When covering the attack on Tal Yehoshua Koren however, we notice a different overall angle. First, the headline, “Israeli envoy targeted in India” gives no specific information on the victim. Using the term ‘envoy’ suppresses the ‘personal’ angle that was used in the previous story. In fact, throughout the video report, the name of the victim is never mentioned. The report focuses more on the tension between Iran and Israel and the fact that Israel “immediately lashed out at Iran” after the event. The main victim is only mentioned briefly in the sentences: “At least 4 people were wounded, one, reportedly, the wife of an Israeli diplomat.”

Although both the attack in Teheran and the one in New Delhi took place in very similar manners, Al Jazeera has made it a point to call the first one ‘terrorism’ but hasn’t done the same for the second.

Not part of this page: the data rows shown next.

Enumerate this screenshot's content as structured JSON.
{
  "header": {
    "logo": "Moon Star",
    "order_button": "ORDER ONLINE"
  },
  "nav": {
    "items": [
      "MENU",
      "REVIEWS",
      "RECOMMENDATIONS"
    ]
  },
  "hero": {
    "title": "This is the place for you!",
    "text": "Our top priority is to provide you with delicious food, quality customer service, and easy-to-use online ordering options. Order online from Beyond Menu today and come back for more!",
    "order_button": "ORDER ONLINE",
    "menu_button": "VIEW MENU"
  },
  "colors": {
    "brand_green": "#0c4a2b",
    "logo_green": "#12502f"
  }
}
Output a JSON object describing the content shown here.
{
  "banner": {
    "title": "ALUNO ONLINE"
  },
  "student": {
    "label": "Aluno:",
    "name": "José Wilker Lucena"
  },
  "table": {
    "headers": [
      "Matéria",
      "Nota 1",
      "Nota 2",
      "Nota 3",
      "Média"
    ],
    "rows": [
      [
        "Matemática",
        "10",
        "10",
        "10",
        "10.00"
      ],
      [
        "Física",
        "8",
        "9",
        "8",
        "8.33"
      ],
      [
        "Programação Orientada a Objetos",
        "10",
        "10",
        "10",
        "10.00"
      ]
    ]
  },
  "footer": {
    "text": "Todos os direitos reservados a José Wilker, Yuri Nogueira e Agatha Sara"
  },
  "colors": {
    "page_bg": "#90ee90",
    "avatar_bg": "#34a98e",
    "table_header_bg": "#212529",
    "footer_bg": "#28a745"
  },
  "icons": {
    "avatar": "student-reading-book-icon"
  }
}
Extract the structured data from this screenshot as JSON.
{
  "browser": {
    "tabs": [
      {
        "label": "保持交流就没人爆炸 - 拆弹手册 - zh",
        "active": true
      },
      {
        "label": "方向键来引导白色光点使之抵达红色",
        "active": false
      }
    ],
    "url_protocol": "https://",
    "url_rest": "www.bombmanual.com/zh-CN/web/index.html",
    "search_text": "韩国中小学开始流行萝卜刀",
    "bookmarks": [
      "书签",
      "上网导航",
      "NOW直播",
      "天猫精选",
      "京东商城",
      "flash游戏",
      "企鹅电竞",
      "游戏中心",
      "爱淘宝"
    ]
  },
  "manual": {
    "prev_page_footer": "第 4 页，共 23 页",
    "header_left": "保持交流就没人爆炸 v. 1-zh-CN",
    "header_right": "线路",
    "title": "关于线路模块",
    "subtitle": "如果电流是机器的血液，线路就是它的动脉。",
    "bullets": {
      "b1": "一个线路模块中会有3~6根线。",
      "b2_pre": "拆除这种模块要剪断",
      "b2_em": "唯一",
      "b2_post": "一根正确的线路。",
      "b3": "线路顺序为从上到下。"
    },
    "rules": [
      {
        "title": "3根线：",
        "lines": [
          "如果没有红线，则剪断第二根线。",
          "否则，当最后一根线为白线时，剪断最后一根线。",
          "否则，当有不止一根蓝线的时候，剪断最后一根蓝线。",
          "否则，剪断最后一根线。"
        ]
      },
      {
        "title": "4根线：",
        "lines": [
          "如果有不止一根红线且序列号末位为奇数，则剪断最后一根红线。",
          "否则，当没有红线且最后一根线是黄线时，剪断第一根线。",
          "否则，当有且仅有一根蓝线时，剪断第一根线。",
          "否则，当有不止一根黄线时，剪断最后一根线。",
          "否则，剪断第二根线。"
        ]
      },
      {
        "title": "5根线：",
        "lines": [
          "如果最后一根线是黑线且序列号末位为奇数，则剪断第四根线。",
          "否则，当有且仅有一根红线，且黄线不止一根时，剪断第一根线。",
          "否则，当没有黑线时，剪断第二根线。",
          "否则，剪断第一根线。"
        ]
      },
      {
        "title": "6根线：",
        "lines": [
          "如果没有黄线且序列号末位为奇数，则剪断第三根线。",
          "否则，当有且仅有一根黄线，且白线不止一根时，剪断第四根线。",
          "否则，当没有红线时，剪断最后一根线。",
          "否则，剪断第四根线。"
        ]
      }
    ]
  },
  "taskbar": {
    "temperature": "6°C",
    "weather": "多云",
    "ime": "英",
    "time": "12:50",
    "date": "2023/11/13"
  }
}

CNN’s coverage of the two cases serves as a basis for comparison.

The video story covering the Iranian scientists’ death included the same ‘personal’ angle that Al Jazeera’s report did: we are told the name of the victim and shown a picture of him. In addition, one of the first shots displays women crying over a coffin. The story then develops more into the tensions between Israel, the US and Iran as well as Iran’s controversial nuclear program. The video also mentions previous assassinations of Iranian nuclear scientists that took place in the recent past. This is well reflected by the headline: “Another Iranian nuclear scientist killed.”

When looking at their coverage of the bombing in New Delhi, one can find that the first sentence of the voice over states that the victim was “the wife of an Israeli defense official”, being a little more specific about her than Al Jazeera. Her name, however is not said in the report. [Are you sure the Israelis released it?]  The video then goes on mentioning the woman’s health condition saying she is expected to survive. In addition, eyewitnesses are interviewed, explaining what they had seen or heard of the explosion. We notice this was done on the Al Jazeera report about the scientist .The story then continues, just like the first one, with a background about the tensions Iran-Israel.

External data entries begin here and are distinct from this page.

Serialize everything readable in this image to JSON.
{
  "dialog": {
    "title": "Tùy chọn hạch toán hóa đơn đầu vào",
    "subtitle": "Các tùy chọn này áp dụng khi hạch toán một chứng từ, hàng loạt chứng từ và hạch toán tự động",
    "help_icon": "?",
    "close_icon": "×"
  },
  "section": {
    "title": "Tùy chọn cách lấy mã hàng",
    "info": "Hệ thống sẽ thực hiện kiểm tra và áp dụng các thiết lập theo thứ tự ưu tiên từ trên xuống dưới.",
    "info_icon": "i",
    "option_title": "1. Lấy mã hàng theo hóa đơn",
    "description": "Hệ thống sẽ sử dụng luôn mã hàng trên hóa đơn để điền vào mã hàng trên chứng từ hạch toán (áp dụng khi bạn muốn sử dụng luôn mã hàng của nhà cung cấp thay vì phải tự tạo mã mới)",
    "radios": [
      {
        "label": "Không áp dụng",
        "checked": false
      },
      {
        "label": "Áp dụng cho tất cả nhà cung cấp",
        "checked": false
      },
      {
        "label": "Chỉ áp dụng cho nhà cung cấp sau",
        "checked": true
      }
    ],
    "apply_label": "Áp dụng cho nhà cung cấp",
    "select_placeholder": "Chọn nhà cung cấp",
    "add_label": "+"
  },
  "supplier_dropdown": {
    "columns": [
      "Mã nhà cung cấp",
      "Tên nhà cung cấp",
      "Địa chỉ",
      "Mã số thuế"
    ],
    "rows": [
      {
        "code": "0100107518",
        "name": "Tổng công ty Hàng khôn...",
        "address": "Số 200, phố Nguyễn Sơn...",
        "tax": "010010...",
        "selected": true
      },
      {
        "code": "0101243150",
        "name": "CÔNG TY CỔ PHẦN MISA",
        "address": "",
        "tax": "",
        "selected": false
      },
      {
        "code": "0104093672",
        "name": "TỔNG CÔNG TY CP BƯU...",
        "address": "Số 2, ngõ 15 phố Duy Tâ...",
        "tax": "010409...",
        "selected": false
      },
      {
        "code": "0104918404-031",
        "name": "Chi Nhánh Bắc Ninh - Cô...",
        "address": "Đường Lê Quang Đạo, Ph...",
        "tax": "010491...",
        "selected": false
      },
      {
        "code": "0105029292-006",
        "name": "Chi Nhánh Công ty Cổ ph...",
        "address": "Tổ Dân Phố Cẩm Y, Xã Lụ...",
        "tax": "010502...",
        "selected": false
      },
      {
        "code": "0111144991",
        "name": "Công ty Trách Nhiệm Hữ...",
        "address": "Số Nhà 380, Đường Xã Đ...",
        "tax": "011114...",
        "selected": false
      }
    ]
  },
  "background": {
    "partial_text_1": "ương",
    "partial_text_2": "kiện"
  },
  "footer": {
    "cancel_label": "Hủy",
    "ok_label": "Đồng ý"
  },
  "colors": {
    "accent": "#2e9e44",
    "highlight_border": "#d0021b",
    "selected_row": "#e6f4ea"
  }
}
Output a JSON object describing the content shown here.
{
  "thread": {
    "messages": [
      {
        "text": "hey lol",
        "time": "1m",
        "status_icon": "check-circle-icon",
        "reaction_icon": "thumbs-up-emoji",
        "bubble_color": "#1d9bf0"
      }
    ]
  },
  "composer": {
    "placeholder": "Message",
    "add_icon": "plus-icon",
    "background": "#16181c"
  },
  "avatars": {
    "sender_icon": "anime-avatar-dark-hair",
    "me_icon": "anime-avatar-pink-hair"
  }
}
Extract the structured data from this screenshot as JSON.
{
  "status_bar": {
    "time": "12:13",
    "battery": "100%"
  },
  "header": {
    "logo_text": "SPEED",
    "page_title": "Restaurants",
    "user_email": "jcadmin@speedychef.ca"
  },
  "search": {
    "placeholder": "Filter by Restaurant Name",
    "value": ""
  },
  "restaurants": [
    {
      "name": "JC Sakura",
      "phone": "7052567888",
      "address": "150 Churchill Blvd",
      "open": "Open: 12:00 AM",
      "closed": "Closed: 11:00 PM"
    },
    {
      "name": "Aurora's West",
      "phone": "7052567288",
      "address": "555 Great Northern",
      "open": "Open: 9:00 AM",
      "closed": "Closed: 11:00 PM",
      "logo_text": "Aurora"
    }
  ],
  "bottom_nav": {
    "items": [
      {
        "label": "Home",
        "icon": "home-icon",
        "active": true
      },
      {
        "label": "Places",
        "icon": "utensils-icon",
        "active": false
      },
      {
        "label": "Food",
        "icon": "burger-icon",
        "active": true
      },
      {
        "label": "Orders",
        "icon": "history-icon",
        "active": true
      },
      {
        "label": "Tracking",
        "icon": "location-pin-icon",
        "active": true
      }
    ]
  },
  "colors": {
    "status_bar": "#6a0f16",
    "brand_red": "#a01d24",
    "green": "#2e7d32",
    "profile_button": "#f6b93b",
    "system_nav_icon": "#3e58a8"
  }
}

In looking at how the two cases were reported within the same respective networks, we can’t help but notice differences in the reporting.

The CNN report reflects an attempt at balance.  The life of an Israeli is equal in treatment to the life of an Iranian.   But CNN has the advantage of coming from outside the region.  The Al-Jazeera reports reflect the passions of the Arab world when it comes to Israel.  This was a look at the coverage of just two incidences, but the network regularly reflects pro-Arab sympathies in its news stories.  The network’s Arab language service is known to be more extremist than its English one.

A study of the Israeli media might be equally instructive, but a look at Al-Jazeera in English underlines the challenges of trying to bridge the differences between Israelis and Arabs.  Al-Jazeera has taken on a special role as the most trusted Arab media source in the Mideast.  It also has spread through much of the rest of the world.  Yet even on this network, the life of an Israeli is not equal in importance to that of an Iranian.  The question is whether they ever will be, on both sides.

Danielle Ziri is a student at Columbia University Graduate School of Journalism. She can be reached on Twitter (@DanielleZiri)